» Data listing:
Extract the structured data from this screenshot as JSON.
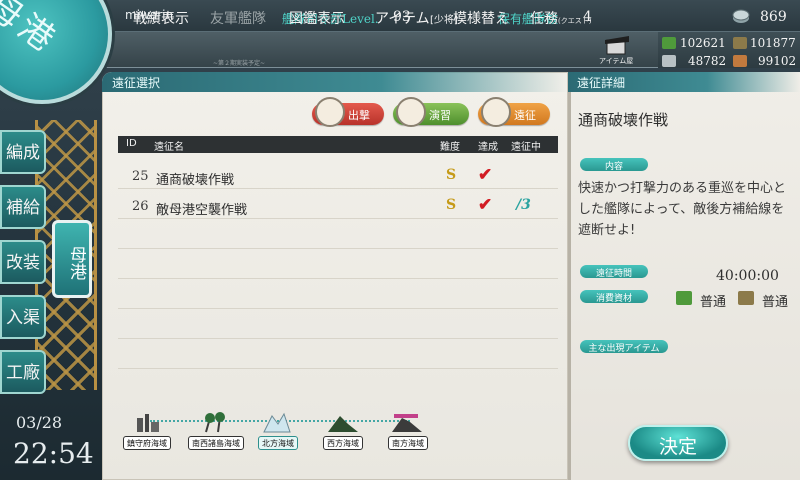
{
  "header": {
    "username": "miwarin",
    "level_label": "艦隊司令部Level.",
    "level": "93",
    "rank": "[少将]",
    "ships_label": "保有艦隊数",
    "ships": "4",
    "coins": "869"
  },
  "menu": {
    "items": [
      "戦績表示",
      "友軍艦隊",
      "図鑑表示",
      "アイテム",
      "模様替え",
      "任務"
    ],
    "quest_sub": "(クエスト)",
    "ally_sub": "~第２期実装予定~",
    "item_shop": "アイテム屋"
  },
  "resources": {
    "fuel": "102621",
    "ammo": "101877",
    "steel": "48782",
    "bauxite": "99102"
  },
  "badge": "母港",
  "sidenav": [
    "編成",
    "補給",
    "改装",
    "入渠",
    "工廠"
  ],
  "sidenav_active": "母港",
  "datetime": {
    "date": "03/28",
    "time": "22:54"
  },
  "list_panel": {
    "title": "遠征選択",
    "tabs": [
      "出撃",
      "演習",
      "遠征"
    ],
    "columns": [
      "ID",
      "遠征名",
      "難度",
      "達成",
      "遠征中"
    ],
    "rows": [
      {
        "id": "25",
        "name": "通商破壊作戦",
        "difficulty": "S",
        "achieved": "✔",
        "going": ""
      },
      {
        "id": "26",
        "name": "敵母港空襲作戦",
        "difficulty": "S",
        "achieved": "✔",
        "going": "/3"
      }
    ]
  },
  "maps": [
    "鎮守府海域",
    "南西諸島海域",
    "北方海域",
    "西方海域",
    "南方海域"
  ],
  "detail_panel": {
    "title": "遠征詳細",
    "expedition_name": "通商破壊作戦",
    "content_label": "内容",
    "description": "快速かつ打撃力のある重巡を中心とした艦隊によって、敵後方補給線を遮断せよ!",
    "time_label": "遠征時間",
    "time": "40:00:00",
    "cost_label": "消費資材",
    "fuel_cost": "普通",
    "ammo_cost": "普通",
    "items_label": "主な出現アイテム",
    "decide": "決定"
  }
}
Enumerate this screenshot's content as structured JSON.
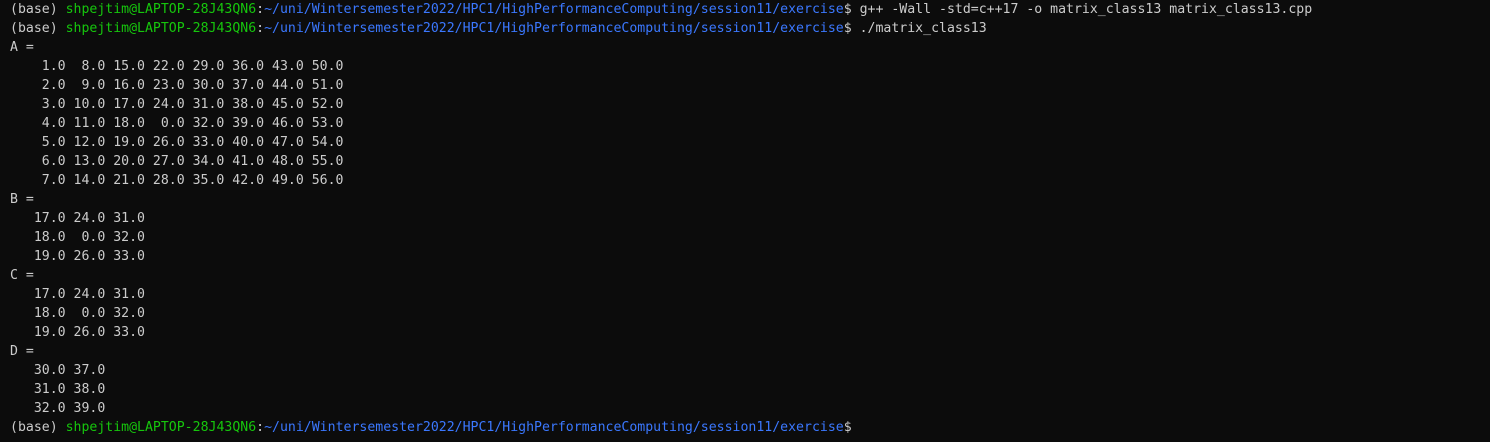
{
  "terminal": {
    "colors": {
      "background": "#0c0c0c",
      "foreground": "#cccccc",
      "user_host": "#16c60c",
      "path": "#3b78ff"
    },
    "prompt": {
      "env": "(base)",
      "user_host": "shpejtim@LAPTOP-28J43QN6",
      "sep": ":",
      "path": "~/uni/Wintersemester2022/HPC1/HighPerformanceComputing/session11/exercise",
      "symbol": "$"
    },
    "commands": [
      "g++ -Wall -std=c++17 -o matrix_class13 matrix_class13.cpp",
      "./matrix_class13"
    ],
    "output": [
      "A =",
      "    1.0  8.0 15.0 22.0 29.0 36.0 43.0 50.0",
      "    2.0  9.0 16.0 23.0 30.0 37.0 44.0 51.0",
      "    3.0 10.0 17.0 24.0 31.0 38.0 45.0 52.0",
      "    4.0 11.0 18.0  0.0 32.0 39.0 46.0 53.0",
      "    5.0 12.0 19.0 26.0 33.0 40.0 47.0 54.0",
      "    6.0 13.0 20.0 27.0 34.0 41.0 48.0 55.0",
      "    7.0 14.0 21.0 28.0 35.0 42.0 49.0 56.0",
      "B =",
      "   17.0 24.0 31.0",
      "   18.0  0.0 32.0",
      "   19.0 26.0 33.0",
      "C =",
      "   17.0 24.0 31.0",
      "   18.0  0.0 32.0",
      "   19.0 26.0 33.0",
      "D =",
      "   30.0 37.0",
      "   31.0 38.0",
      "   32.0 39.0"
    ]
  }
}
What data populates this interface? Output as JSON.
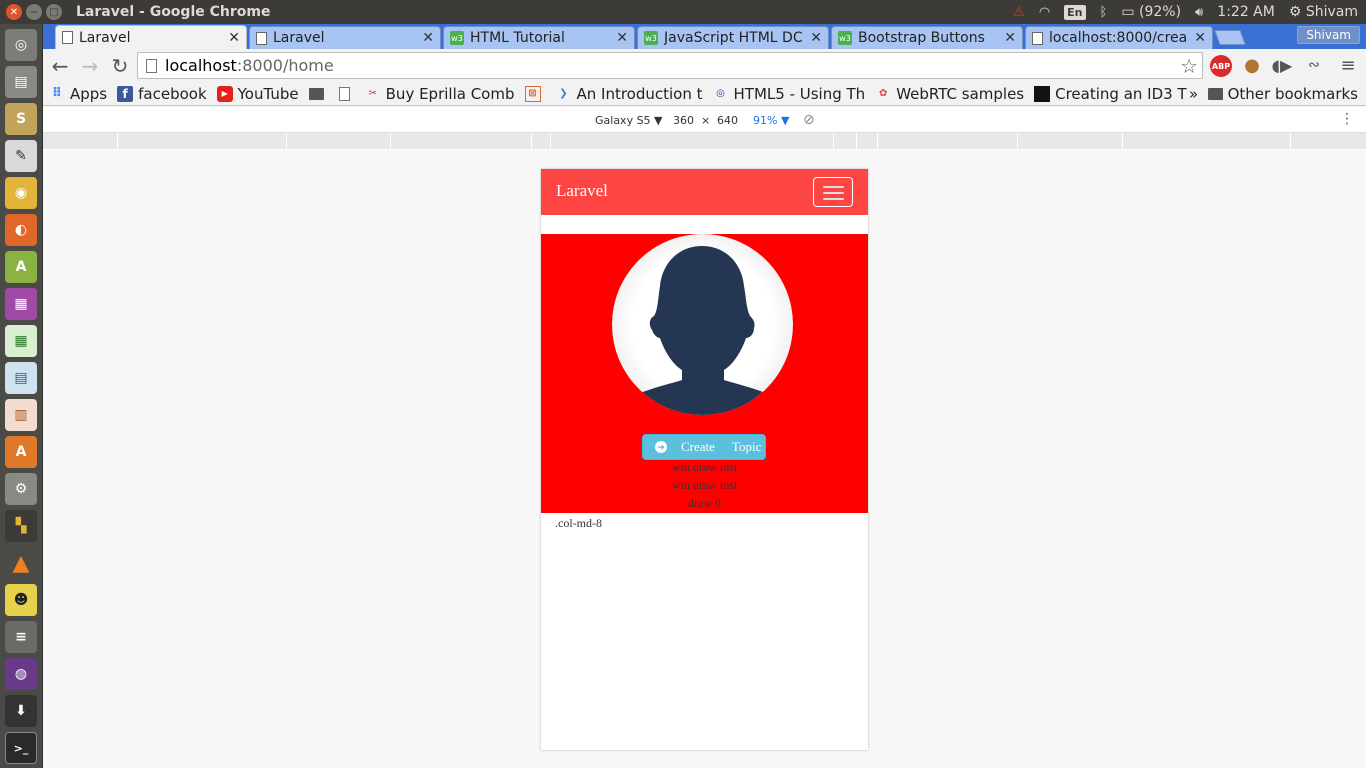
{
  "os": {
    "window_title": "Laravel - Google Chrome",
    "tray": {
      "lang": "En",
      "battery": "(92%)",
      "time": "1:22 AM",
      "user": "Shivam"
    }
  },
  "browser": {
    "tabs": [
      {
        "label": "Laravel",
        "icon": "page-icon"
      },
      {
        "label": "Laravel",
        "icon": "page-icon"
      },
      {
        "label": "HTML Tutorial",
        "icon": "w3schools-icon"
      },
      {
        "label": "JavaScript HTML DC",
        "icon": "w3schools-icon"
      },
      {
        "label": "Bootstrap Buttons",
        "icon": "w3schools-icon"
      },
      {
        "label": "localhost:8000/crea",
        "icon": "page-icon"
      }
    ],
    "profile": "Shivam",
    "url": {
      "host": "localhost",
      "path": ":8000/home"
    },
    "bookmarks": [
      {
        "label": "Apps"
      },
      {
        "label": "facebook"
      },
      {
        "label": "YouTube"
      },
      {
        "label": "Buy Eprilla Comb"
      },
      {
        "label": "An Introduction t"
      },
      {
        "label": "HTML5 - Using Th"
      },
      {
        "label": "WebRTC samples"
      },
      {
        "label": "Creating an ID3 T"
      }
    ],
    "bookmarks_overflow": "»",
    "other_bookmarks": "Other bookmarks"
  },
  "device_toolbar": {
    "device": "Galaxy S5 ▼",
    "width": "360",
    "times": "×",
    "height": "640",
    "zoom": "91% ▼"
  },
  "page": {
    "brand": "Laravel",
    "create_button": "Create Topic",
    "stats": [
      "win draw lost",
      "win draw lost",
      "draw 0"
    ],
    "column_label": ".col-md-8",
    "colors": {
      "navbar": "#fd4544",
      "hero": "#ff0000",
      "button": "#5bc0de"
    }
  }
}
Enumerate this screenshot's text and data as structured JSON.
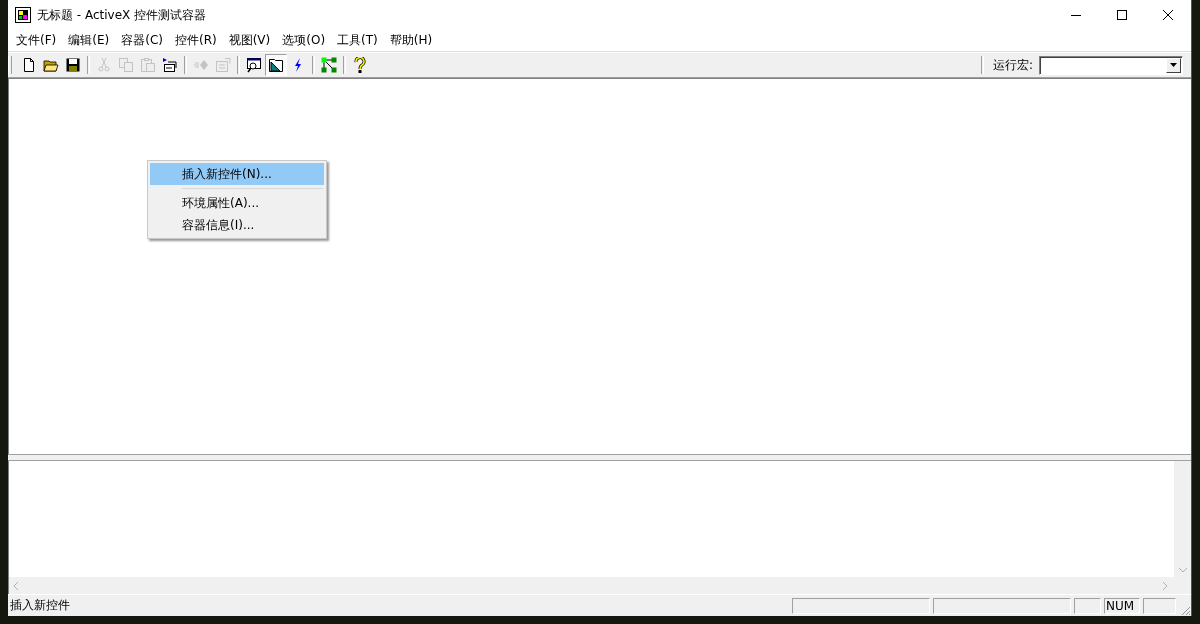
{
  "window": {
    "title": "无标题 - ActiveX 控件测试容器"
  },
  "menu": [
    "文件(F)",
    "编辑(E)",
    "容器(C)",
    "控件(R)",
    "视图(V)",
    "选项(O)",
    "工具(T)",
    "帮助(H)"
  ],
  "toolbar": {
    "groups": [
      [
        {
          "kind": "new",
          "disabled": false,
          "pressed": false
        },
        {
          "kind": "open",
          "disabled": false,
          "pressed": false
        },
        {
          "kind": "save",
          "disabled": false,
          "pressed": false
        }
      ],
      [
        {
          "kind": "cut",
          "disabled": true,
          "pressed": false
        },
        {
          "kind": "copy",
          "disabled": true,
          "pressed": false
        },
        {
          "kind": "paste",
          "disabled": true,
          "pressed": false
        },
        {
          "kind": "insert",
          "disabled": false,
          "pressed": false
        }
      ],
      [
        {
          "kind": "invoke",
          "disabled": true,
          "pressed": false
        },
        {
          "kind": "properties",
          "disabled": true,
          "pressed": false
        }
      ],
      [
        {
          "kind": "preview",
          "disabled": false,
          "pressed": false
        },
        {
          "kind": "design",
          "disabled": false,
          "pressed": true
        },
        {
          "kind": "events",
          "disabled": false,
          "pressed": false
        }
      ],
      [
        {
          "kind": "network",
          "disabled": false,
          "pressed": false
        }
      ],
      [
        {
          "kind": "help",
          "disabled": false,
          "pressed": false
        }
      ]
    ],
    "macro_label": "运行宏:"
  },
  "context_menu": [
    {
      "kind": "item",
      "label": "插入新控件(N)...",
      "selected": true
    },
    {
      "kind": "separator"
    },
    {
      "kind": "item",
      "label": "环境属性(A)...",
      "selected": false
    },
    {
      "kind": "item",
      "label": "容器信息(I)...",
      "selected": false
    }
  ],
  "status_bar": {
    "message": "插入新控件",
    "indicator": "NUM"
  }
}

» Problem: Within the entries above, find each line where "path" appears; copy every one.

» Solution for this task:
      "path": "#3b78ff"
      "path": "~/uni/Wintersemester2022/HPC1/HighPerformanceComputing/session11/exercise",
      "path": ":8000/home"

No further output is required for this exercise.